TheMQMJwas printed and published by J.B. Pharoah of the Athaeneum Library and edited by Samuel Rogers, Assistant Surgeon, Madras Establishment (later Madras Medical Establishment). Now Pharoah, I had heard of in the printing world, but the connection with the Library intrigues me and the answer to that awaits further digging; was it the name of his printing press or was it really a lending library? The printer and publisher of the journal changed a couple of years later, the Union Press in Armenian Street, a name that, I rather think, survives, taking over. I look forward to some answers to these posers from R. Narayanan, who, assisted by V. Madhavan, is very much into Madras printing history.
Around the time the journal moved to the Union Press, Rogers was joined as Editor by Alexander Lorimer, another Assistant Surgeon.
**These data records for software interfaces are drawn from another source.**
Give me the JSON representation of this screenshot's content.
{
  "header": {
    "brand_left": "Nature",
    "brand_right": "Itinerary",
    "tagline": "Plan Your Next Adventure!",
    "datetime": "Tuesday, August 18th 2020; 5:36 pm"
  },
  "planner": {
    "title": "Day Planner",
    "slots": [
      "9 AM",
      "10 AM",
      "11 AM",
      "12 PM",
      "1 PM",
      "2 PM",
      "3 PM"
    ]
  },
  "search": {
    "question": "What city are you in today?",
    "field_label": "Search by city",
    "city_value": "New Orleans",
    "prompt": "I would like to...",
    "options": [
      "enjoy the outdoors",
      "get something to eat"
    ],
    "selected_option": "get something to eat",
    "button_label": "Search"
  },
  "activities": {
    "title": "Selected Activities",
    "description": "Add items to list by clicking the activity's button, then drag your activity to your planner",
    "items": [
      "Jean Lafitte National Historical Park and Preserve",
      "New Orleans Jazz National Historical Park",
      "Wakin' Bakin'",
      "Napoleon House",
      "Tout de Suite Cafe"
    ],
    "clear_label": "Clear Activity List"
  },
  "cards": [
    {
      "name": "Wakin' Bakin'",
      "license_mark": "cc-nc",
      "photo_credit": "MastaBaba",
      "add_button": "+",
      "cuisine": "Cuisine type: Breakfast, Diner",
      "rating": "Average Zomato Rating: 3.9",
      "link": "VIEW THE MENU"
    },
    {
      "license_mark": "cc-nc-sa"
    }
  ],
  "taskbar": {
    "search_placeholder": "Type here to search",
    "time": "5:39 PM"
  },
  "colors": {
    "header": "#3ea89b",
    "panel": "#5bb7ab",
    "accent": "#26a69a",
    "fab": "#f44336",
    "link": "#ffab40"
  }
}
And what strikes me as curious — in this and other journals I mention below — is Assistant Surgeons playing not only a keen role in their publication but also urging their superiors to provide the journal with well-researched, statistically-sound articles. Many of those early articles focused on regimental medical reports, recording the health of troops, hygiene, food etc in the various cantonments they were stationed in or barracks they were housed in.
Madras' other 19th Century professional medical journals wereThe Madras Journalof Medical Science(1851-54),The Madras Quarterly Journal of Medical Science(1860-69), theMonthly Journal of Medical Science(1870-73),Transactions of the South IndianBranch of the BMA(British Medical Association) (1887-1910) and theMadras MedicalRecord(1890). The other of these journals Raman was able to access wasTheMadras Quarterly Journalof Medical Science(TMQJMS).
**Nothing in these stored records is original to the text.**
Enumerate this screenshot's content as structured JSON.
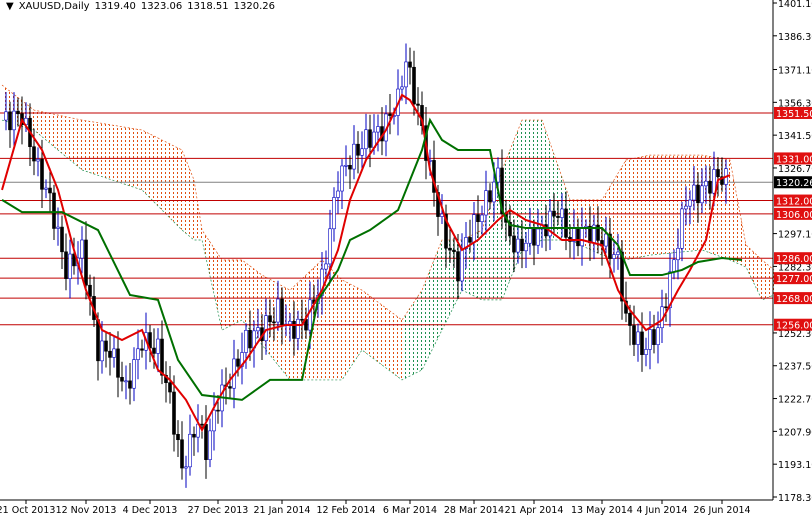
{
  "title": {
    "symbol": "XAUUSD,Daily",
    "open": "1319.40",
    "high": "1323.06",
    "low": "1318.51",
    "close": "1320.26"
  },
  "colors": {
    "bull": "#0000c0",
    "bear": "#000000",
    "tenkan": "#e00000",
    "kijun": "#007000",
    "cloud_bear": "#e05010",
    "cloud_bull": "#209050",
    "level": "#c00000",
    "current": "#808080"
  },
  "chart_data": {
    "type": "line",
    "title": "XAUUSD,Daily",
    "ylim": [
      1178.3,
      1401.1
    ],
    "y_ticks": [
      "1401.10",
      "1386.30",
      "1371.10",
      "1356.30",
      "1341.50",
      "1326.70",
      "1297.10",
      "1282.30",
      "1252.30",
      "1237.50",
      "1222.70",
      "1207.90",
      "1193.10",
      "1178.30"
    ],
    "x_ticks": [
      {
        "bar": 6,
        "label": "21 Oct 2013"
      },
      {
        "bar": 21,
        "label": "12 Nov 2013"
      },
      {
        "bar": 37,
        "label": "4 Dec 2013"
      },
      {
        "bar": 54,
        "label": "27 Dec 2013"
      },
      {
        "bar": 70,
        "label": "21 Jan 2014"
      },
      {
        "bar": 86,
        "label": "12 Feb 2014"
      },
      {
        "bar": 102,
        "label": "6 Mar 2014"
      },
      {
        "bar": 118,
        "label": "28 Mar 2014"
      },
      {
        "bar": 133,
        "label": "21 Apr 2014"
      },
      {
        "bar": 150,
        "label": "13 May 2014"
      },
      {
        "bar": 165,
        "label": "4 Jun 2014"
      },
      {
        "bar": 180,
        "label": "26 Jun 2014"
      }
    ],
    "levels": [
      "1351.50",
      "1331.00",
      "1312.00",
      "1306.00",
      "1286.00",
      "1277.00",
      "1268.00",
      "1256.00"
    ],
    "current_price": "1320.26",
    "closes": [
      [
        1,
        1348.3
      ],
      [
        5,
        1350.6
      ],
      [
        9,
        1325.8
      ],
      [
        12,
        1312.3
      ],
      [
        16,
        1280.7
      ],
      [
        20,
        1289.7
      ],
      [
        24,
        1244.6
      ],
      [
        27,
        1244.6
      ],
      [
        31,
        1226.6
      ],
      [
        35,
        1249.1
      ],
      [
        39,
        1244.6
      ],
      [
        42,
        1222.1
      ],
      [
        45,
        1190.5
      ],
      [
        49,
        1213.1
      ],
      [
        51,
        1199.5
      ],
      [
        54,
        1222.1
      ],
      [
        57,
        1231.1
      ],
      [
        61,
        1249.1
      ],
      [
        65,
        1253.6
      ],
      [
        69,
        1262.6
      ],
      [
        72,
        1253.6
      ],
      [
        76,
        1258.1
      ],
      [
        80,
        1276.2
      ],
      [
        84,
        1321.3
      ],
      [
        87,
        1330.3
      ],
      [
        91,
        1339.3
      ],
      [
        95,
        1343.8
      ],
      [
        99,
        1357.3
      ],
      [
        101,
        1375.4
      ],
      [
        104,
        1352.8
      ],
      [
        106,
        1334.8
      ],
      [
        109,
        1307.7
      ],
      [
        111,
        1294.2
      ],
      [
        114,
        1280.7
      ],
      [
        116,
        1294.2
      ],
      [
        120,
        1307.7
      ],
      [
        124,
        1323.5
      ],
      [
        126,
        1298.7
      ],
      [
        129,
        1289.7
      ],
      [
        131,
        1294.2
      ],
      [
        135,
        1298.7
      ],
      [
        139,
        1307.7
      ],
      [
        142,
        1294.2
      ],
      [
        146,
        1298.7
      ],
      [
        150,
        1294.2
      ],
      [
        154,
        1285.2
      ],
      [
        156,
        1258.1
      ],
      [
        160,
        1244.6
      ],
      [
        164,
        1253.6
      ],
      [
        167,
        1276.2
      ],
      [
        171,
        1312.3
      ],
      [
        175,
        1316.8
      ],
      [
        179,
        1323.5
      ],
      [
        182,
        1320.3
      ]
    ],
    "series": [
      {
        "name": "Tenkan-sen",
        "values": [
          [
            0,
            1316.8
          ],
          [
            5,
            1348.3
          ],
          [
            10,
            1334.8
          ],
          [
            14,
            1316.8
          ],
          [
            18,
            1289.7
          ],
          [
            21,
            1271.6
          ],
          [
            25,
            1253.6
          ],
          [
            30,
            1249.1
          ],
          [
            35,
            1253.6
          ],
          [
            39,
            1235.6
          ],
          [
            42,
            1231.1
          ],
          [
            46,
            1222.1
          ],
          [
            50,
            1208.5
          ],
          [
            54,
            1222.1
          ],
          [
            57,
            1231.1
          ],
          [
            61,
            1240.1
          ],
          [
            66,
            1253.6
          ],
          [
            71,
            1255.9
          ],
          [
            75,
            1255.9
          ],
          [
            80,
            1271.6
          ],
          [
            84,
            1289.7
          ],
          [
            87,
            1312.3
          ],
          [
            91,
            1330.3
          ],
          [
            96,
            1343.8
          ],
          [
            100,
            1359.6
          ],
          [
            102,
            1357.3
          ],
          [
            105,
            1348.3
          ],
          [
            107,
            1325.8
          ],
          [
            111,
            1303.2
          ],
          [
            115,
            1289.7
          ],
          [
            119,
            1294.2
          ],
          [
            124,
            1303.2
          ],
          [
            127,
            1307.7
          ],
          [
            131,
            1303.2
          ],
          [
            135,
            1301.0
          ],
          [
            140,
            1294.2
          ],
          [
            145,
            1294.2
          ],
          [
            150,
            1291.9
          ],
          [
            154,
            1271.6
          ],
          [
            157,
            1262.6
          ],
          [
            161,
            1253.6
          ],
          [
            165,
            1258.1
          ],
          [
            169,
            1271.6
          ],
          [
            172,
            1280.7
          ],
          [
            176,
            1294.2
          ],
          [
            179,
            1321.3
          ],
          [
            182,
            1323.5
          ]
        ]
      },
      {
        "name": "Kijun-sen",
        "values": [
          [
            0,
            1312.3
          ],
          [
            5,
            1306.8
          ],
          [
            15,
            1306.8
          ],
          [
            24,
            1298.7
          ],
          [
            32,
            1269.4
          ],
          [
            39,
            1267.2
          ],
          [
            44,
            1240.1
          ],
          [
            50,
            1224.3
          ],
          [
            60,
            1222.1
          ],
          [
            67,
            1231.1
          ],
          [
            75,
            1231.1
          ],
          [
            79,
            1267.2
          ],
          [
            84,
            1280.7
          ],
          [
            87,
            1294.2
          ],
          [
            92,
            1298.7
          ],
          [
            99,
            1307.7
          ],
          [
            105,
            1334.8
          ],
          [
            107,
            1348.3
          ],
          [
            110,
            1339.3
          ],
          [
            114,
            1334.8
          ],
          [
            122,
            1334.8
          ],
          [
            125,
            1307.7
          ],
          [
            127,
            1301.0
          ],
          [
            131,
            1299.6
          ],
          [
            150,
            1299.6
          ],
          [
            154,
            1291.9
          ],
          [
            157,
            1278.4
          ],
          [
            165,
            1278.4
          ],
          [
            170,
            1280.7
          ],
          [
            174,
            1284.3
          ],
          [
            180,
            1286.1
          ],
          [
            185,
            1285.2
          ]
        ]
      }
    ],
    "cloud": [
      [
        0,
        1364.1,
        1348.3,
        "bear"
      ],
      [
        8,
        1352.8,
        1343.8,
        "bear"
      ],
      [
        20,
        1348.3,
        1325.8,
        "bear"
      ],
      [
        35,
        1343.8,
        1316.8,
        "bear"
      ],
      [
        45,
        1334.8,
        1298.7,
        "bear"
      ],
      [
        48,
        1321.3,
        1294.2,
        "bear"
      ],
      [
        50,
        1298.7,
        1294.2,
        "bear"
      ],
      [
        55,
        1285.2,
        1253.6,
        "bear"
      ],
      [
        60,
        1285.2,
        1258.1,
        "bear"
      ],
      [
        65,
        1278.4,
        1246.9,
        "bear"
      ],
      [
        72,
        1271.6,
        1231.1,
        "bear"
      ],
      [
        80,
        1285.2,
        1231.1,
        "bear"
      ],
      [
        85,
        1276.2,
        1231.1,
        "bear"
      ],
      [
        90,
        1271.6,
        1244.6,
        "bear"
      ],
      [
        100,
        1258.1,
        1231.1,
        "bull"
      ],
      [
        105,
        1271.6,
        1235.6,
        "bull"
      ],
      [
        110,
        1294.2,
        1253.6,
        "bull"
      ],
      [
        115,
        1294.2,
        1271.6,
        "bull"
      ],
      [
        120,
        1298.7,
        1267.2,
        "bull"
      ],
      [
        125,
        1325.8,
        1267.2,
        "bull"
      ],
      [
        130,
        1348.3,
        1289.7,
        "bull"
      ],
      [
        135,
        1348.3,
        1294.2,
        "bull"
      ],
      [
        142,
        1312.3,
        1294.2,
        "bear"
      ],
      [
        150,
        1312.3,
        1287.4,
        "bear"
      ],
      [
        156,
        1330.3,
        1285.2,
        "bear"
      ],
      [
        162,
        1332.5,
        1287.4,
        "bear"
      ],
      [
        175,
        1332.5,
        1289.7,
        "bear"
      ],
      [
        182,
        1330.3,
        1285.2,
        "bear"
      ],
      [
        186,
        1292.0,
        1282.0,
        "bear"
      ],
      [
        190,
        1285.2,
        1267.2,
        "bear"
      ],
      [
        193,
        1280.7,
        1269.4,
        "bear"
      ]
    ]
  }
}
The TMQJMS also was edited by an Assistant Surgeon, Howard B. Montgomery, who was posted at Fort St. George and was additionally Professor of Botany and Materia Medica at Madras Medical College. To be better known in the years to come were William Cornish and Henry King, who were its Assistant Editors.
This journal was printed and published by the Gantz Brothers at their Adelphi Press in Vepery. I recall the firm as Gantz & Son, John and Justinian, who ran a printing press and bookshop in the Vyasarpadi area — where a Gantz Road, if memory serves me right, still survives — rather better for taking over the bi-weeklyMadras Times(1835) in 1859 and making it a daily that published from Popham's Broadway. In 1910 theMadras Timesmoved to Mount Road as part of Associated Printers, then partly Indian-owned. Indian ownership took over the business completely in 1913, but sold it in 1921 to John Oakshott Robinson, perhaps the first takeover king in India, who merged it withThe Madras Mailhe bought at the same time.